Hobbits Inhabit New Zealand
Slated for release in December 2012, Peter Jackson, academy award winning director, has brought his crew back to the wild outback of New Zealand to create his fourth movie in his Lord of the Rings series: The Hobbit: An Unexpected Journey. The official site of New Zealand tourism gives the impression that it couldn’t be happier with an official link on the site appropriately named “Home of Middle Earth” that takes you straight to Modor, or where the movie was filmed. Jackson used over 150 locations throughout New Zealand, including the rolling hills of Matamata on the North Island to create Hobbiton, to the resort town of Wanaka on the South Island to create the backdrop of River Anduin.
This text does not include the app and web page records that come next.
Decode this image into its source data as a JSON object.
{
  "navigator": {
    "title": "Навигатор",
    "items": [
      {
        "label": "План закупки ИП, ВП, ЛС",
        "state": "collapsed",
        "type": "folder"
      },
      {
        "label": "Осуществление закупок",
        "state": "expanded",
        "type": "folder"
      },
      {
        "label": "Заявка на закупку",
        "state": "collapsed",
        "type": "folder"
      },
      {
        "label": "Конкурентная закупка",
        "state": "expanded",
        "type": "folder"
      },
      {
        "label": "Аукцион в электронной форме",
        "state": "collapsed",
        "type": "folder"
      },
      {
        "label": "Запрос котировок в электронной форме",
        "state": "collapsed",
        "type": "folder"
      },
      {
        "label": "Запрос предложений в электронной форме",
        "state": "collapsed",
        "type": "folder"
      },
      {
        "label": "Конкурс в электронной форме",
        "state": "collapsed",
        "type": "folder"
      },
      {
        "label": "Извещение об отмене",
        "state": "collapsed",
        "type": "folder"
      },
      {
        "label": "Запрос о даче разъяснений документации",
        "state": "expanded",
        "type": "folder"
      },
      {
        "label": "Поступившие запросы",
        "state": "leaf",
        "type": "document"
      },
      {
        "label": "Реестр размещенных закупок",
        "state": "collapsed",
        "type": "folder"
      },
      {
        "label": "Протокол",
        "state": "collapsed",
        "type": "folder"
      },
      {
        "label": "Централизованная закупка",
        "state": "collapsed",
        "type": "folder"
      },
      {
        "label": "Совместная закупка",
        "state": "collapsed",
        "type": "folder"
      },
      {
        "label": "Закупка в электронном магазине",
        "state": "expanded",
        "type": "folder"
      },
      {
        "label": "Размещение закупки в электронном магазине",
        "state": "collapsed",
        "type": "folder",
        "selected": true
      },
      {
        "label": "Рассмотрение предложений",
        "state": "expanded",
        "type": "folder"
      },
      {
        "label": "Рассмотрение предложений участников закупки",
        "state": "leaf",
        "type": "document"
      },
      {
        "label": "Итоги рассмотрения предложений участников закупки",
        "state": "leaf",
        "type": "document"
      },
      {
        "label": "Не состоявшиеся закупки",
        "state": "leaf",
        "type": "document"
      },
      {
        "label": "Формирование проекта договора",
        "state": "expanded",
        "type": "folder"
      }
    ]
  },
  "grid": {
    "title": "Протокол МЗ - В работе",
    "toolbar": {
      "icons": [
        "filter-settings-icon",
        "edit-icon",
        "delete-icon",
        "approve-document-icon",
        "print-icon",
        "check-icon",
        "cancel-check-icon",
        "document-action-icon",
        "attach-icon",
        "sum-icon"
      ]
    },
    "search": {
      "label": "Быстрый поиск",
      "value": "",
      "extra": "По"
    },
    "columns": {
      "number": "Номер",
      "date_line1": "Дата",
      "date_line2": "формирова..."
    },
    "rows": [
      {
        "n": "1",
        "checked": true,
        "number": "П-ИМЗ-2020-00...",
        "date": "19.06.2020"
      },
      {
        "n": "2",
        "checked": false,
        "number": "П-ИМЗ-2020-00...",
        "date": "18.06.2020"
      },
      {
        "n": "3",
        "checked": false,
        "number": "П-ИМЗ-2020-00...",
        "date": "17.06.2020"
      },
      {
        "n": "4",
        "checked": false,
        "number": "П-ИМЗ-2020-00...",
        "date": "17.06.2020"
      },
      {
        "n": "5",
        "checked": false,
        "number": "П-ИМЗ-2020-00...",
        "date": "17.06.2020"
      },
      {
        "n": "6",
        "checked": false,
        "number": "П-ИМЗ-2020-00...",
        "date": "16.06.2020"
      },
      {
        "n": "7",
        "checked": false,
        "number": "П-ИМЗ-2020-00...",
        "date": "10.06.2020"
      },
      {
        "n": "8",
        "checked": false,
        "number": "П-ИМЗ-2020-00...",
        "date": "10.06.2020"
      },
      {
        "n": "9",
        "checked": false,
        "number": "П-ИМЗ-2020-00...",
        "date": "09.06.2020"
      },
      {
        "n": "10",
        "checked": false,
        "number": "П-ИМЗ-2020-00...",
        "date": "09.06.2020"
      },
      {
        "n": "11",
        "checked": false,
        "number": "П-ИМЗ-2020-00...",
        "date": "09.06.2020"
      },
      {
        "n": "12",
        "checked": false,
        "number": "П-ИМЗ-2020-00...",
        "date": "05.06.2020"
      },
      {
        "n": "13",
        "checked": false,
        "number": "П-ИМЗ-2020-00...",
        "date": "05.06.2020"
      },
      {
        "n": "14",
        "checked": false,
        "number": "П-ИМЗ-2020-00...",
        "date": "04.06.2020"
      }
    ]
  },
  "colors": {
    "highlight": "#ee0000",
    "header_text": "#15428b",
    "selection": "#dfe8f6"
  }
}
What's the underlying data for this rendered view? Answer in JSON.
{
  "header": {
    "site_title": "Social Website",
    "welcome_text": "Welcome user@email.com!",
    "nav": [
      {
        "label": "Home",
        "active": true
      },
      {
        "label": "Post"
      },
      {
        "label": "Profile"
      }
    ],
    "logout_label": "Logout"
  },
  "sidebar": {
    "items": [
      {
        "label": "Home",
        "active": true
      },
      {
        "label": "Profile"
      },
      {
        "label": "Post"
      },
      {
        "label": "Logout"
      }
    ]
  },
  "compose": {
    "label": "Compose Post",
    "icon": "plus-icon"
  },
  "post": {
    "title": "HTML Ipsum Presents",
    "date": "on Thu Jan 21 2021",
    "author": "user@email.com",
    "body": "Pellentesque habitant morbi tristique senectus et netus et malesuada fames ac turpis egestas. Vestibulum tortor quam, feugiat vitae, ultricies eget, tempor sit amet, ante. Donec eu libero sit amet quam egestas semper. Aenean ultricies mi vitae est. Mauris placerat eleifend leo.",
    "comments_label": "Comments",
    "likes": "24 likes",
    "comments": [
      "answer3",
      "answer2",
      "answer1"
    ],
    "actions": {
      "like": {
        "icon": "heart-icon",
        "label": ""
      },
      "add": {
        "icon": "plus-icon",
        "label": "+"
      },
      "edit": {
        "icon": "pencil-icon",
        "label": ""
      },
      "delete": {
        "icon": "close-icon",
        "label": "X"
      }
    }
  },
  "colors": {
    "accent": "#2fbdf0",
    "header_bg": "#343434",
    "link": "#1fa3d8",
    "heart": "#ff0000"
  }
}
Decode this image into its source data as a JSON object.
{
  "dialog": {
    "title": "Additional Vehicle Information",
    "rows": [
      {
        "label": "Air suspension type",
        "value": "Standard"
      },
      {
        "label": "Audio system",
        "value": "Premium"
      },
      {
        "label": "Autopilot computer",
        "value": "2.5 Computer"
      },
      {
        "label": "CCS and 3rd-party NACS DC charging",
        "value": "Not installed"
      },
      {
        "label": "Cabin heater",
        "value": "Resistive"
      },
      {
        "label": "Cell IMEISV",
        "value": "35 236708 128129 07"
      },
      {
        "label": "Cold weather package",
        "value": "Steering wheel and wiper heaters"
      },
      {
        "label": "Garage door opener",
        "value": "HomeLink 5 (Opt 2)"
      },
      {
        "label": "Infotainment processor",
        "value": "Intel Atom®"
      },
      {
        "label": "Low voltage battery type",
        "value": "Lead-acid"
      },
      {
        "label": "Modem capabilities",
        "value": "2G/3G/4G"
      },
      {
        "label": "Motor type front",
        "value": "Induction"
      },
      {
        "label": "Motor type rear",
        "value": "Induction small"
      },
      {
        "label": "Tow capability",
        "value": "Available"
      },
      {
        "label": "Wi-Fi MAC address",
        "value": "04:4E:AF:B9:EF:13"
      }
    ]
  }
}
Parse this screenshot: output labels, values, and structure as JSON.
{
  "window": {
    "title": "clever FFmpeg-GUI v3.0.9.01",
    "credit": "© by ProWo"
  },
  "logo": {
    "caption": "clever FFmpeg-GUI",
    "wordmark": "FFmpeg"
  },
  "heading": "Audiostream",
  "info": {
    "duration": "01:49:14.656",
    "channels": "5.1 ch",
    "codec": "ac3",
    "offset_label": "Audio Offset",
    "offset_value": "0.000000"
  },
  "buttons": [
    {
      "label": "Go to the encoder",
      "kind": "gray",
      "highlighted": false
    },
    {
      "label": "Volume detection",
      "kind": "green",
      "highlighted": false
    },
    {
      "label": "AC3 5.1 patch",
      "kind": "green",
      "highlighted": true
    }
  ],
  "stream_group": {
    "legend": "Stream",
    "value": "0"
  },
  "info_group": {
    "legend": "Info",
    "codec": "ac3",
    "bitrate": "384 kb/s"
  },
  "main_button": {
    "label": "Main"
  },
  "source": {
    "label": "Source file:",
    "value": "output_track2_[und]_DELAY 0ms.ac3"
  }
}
As the site hints; you have plenty of places to visit and find Frodo. Not surprisingly, New Zealand has definitely seen a spike in tourism since the start of the trilogy a decade ago. Go online and many tourist sites now boast tours all over New Zealand that will whisk you away to abandoned movie sets and tours that will take you straight to Mordor (the Taupo region). There doesn’t seem to be a slowdown with the world’s interest in New Zealand and its relationship with Bilbo Baggins and every industry in New Zealand appears to have gotten a bump from the series, even the wine industry.
A once struggling industry, the wines of New Zealand seemed doomed, competing against the marketing force of Australia right next door. According to the 2009 New Zealand Winegrowers Statistical Annual, in 1991, only 358 wineries (called Cellar doors in NZ) were open for business. Fast forward to 2009, New Zealand reported over 643 wineries and growing. Predictions for 2012 look optimistic with over 112.6 million liters of wine aiming to be sent all over the world. Sauvignon Blanc now accounts for the majority of the wine grown in New Zealand, with Chardonnay and Pinot Noir close behind. Last year the United States purchased about $223 million in wine from New Zealand, up from $26 million purchased in 2000. Marlborough is the major grape growing region in New Zealand, as well as the largest area planted under vine. It is also were the signature varietal Sauvignon Blanc is best known. It sits in the Wairau Valley (very near the set for Drimdale and a small artsy community that made props for LOTR) that claims lots of sunshine with vines planted on alluvial soil. New Zealand has also seen quite a renaissance in winemaking, no doubt due to the massive amount of money that is funneling directly to them from their export market. Over the last decade improvements such as vineyard care, winery sanitation, and temperature control, as well as its infamous and unapologetic use of screw caps and stainless steel for wine maturation have been noticed.
Want a great stay-at-home date night idea that will send you to Middle Earth? Dust off the DVD trilogy gift set and warm up the DVD player. But first, head to Trader Joes. Purchase some of their Lemon Pepper Papperdelle Noodles, fresh leaks, chives, asparagus, frozen shrimp, and garlic infused olive oil. Don’t forget a bottle of Kim Crawford 2010 Marlborough Sauvignon Blanc with notes of creamy tropical fruits such as passion fruit, guava, and lychee with a pinch of thyme. On the palate are fresh limes and tart apple and notable fresh acidity that lingers. It is mellow, but succulent and lush (retail $14.99). You won’t be disappointed! Hint: if you can’t find the New Zealand wine section in TJ’s, look under Australia (What’s up TJ’s? NZ should get its own sign!). Go home, chop up the vegetables, and boil the noodles. Toss everything together in a pan with the olive oil and unscrew the chilled bottle of wine. Another hint:to open a screw cap, wrap your entire hand over the entire foil, not just the top, squeeze and twist). Hopefully this great stay-at-home date night will take you not only a romantic spectacular cinematic journey, but to one of Mother Nature’s most beautiful treasures!